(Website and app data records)
*** Begin section ***

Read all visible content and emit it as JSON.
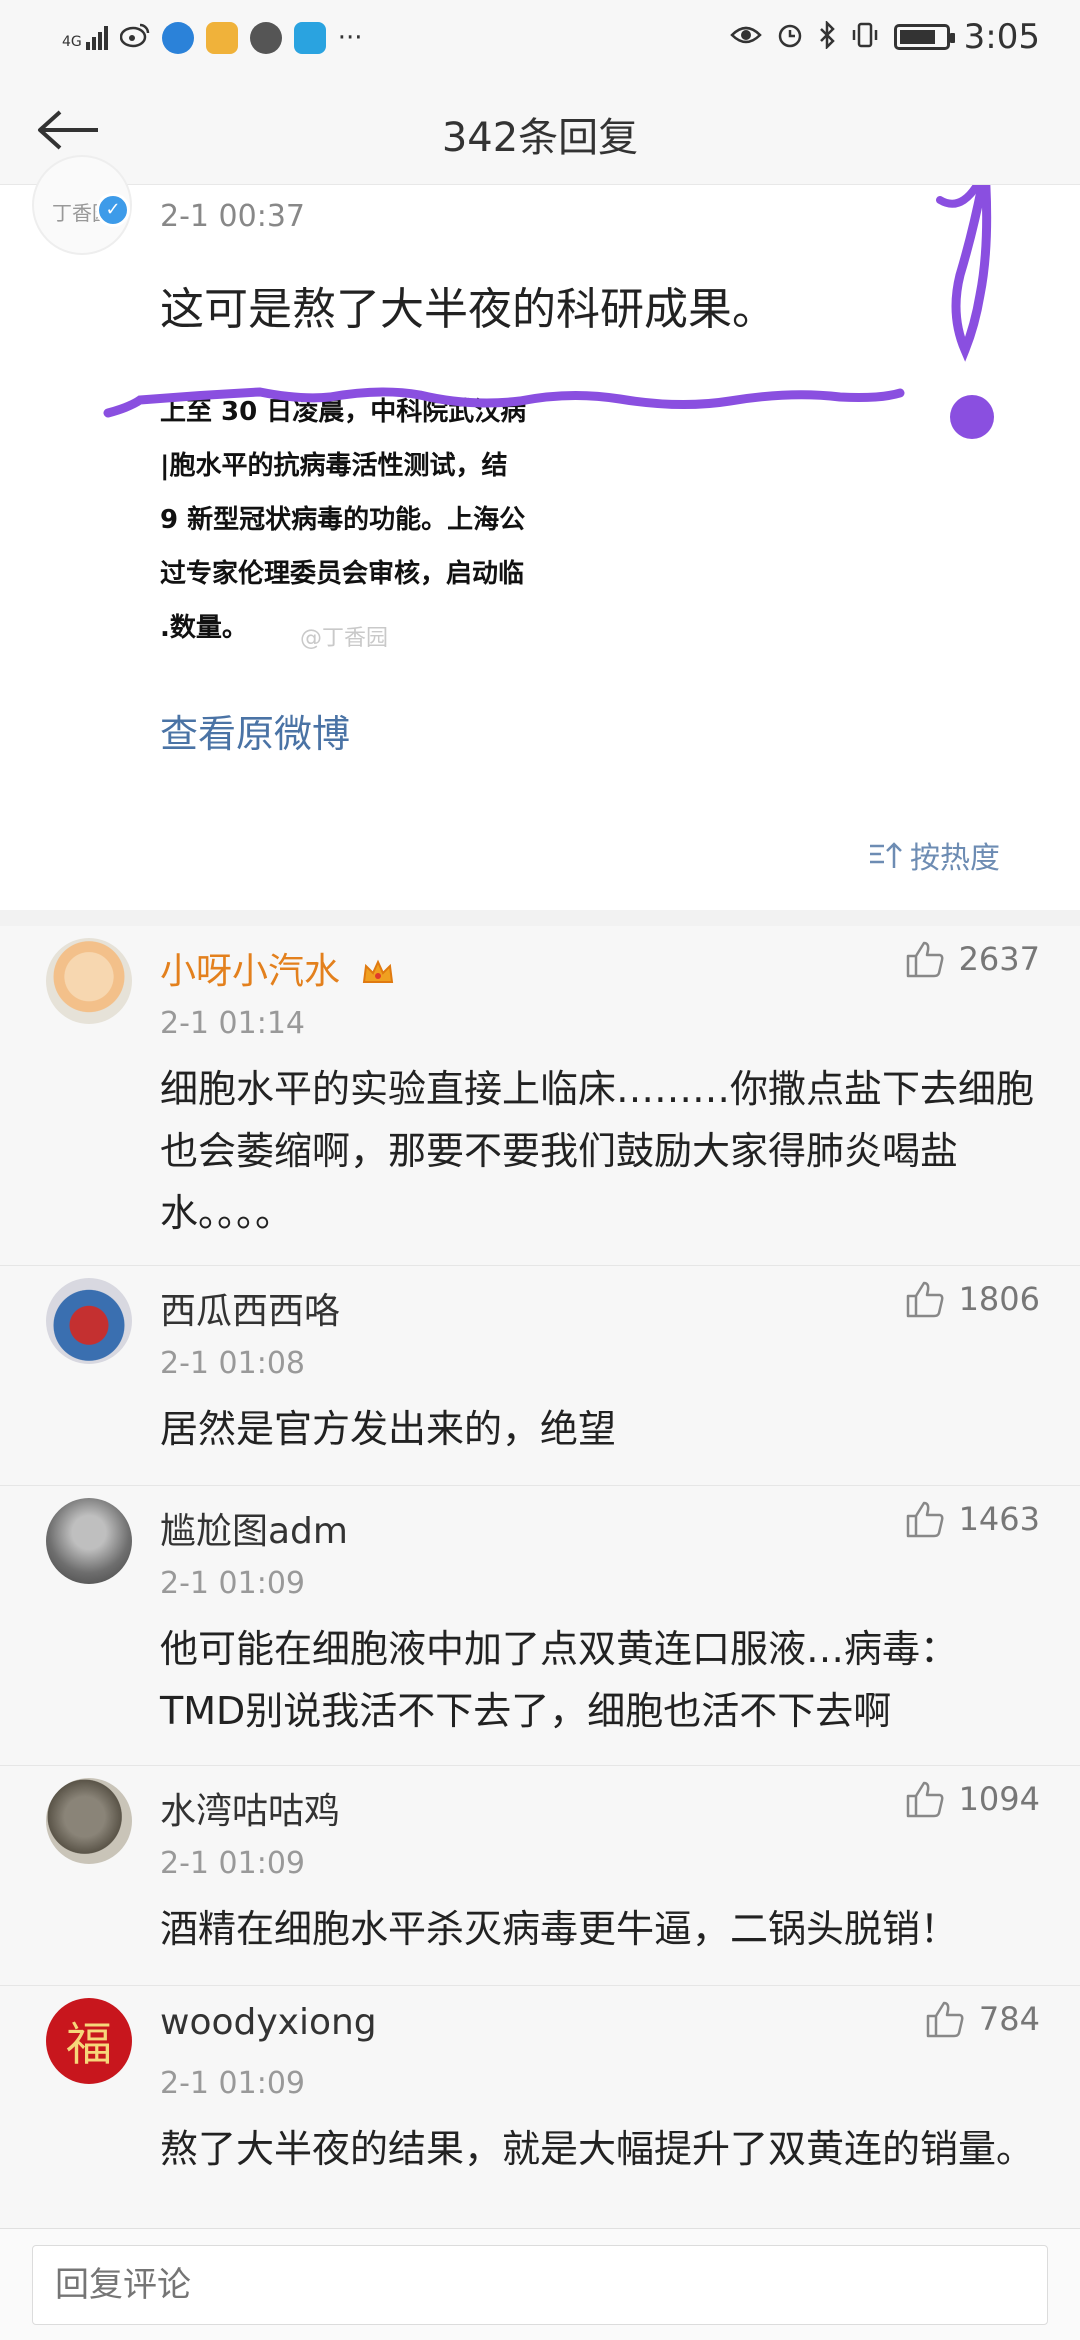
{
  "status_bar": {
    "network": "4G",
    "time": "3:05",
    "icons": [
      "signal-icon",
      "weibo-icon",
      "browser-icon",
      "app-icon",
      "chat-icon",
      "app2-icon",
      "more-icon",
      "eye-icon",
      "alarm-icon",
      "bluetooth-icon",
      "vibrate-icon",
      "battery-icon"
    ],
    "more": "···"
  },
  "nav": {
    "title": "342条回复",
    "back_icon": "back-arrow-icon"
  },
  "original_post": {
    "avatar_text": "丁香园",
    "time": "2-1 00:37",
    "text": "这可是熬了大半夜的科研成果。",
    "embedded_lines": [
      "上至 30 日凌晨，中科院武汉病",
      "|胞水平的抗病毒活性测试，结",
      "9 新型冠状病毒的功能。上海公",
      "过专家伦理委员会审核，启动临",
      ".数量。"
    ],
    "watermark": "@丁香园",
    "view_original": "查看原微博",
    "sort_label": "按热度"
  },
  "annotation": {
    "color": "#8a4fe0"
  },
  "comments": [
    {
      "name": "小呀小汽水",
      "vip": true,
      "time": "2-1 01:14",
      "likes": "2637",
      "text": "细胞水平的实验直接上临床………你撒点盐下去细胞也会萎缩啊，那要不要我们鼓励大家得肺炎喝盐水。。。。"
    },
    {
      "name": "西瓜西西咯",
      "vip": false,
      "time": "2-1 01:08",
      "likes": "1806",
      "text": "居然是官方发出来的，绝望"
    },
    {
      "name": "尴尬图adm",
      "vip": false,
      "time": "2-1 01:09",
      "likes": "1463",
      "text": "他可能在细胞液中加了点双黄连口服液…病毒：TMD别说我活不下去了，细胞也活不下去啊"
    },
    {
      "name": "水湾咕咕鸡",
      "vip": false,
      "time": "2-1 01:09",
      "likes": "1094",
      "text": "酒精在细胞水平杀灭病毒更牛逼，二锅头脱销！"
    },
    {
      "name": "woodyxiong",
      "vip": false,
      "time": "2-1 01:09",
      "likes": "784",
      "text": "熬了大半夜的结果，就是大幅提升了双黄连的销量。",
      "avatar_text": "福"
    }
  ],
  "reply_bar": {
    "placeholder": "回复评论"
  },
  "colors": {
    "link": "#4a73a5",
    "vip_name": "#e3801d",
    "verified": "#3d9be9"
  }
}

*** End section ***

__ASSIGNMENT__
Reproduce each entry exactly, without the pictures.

__TASK RESULT__
Read all visible content and emit it as JSON.
{
  "status_bar": {
    "network": "4G",
    "time": "3:05",
    "icons": [
      "signal-icon",
      "weibo-icon",
      "browser-icon",
      "app-icon",
      "chat-icon",
      "app2-icon",
      "more-icon",
      "eye-icon",
      "alarm-icon",
      "bluetooth-icon",
      "vibrate-icon",
      "battery-icon"
    ],
    "more": "···"
  },
  "nav": {
    "title": "342条回复",
    "back_icon": "back-arrow-icon"
  },
  "original_post": {
    "avatar_text": "丁香园",
    "time": "2-1 00:37",
    "text": "这可是熬了大半夜的科研成果。",
    "embedded_lines": [
      "上至 30 日凌晨，中科院武汉病",
      "|胞水平的抗病毒活性测试，结",
      "9 新型冠状病毒的功能。上海公",
      "过专家伦理委员会审核，启动临",
      ".数量。"
    ],
    "watermark": "@丁香园",
    "view_original": "查看原微博",
    "sort_label": "按热度"
  },
  "annotation": {
    "color": "#8a4fe0"
  },
  "comments": [
    {
      "name": "小呀小汽水",
      "vip": true,
      "time": "2-1 01:14",
      "likes": "2637",
      "text": "细胞水平的实验直接上临床………你撒点盐下去细胞也会萎缩啊，那要不要我们鼓励大家得肺炎喝盐水。。。。"
    },
    {
      "name": "西瓜西西咯",
      "vip": false,
      "time": "2-1 01:08",
      "likes": "1806",
      "text": "居然是官方发出来的，绝望"
    },
    {
      "name": "尴尬图adm",
      "vip": false,
      "time": "2-1 01:09",
      "likes": "1463",
      "text": "他可能在细胞液中加了点双黄连口服液…病毒：TMD别说我活不下去了，细胞也活不下去啊"
    },
    {
      "name": "水湾咕咕鸡",
      "vip": false,
      "time": "2-1 01:09",
      "likes": "1094",
      "text": "酒精在细胞水平杀灭病毒更牛逼，二锅头脱销！"
    },
    {
      "name": "woodyxiong",
      "vip": false,
      "time": "2-1 01:09",
      "likes": "784",
      "text": "熬了大半夜的结果，就是大幅提升了双黄连的销量。",
      "avatar_text": "福"
    }
  ],
  "reply_bar": {
    "placeholder": "回复评论"
  },
  "colors": {
    "link": "#4a73a5",
    "vip_name": "#e3801d",
    "verified": "#3d9be9"
  }
}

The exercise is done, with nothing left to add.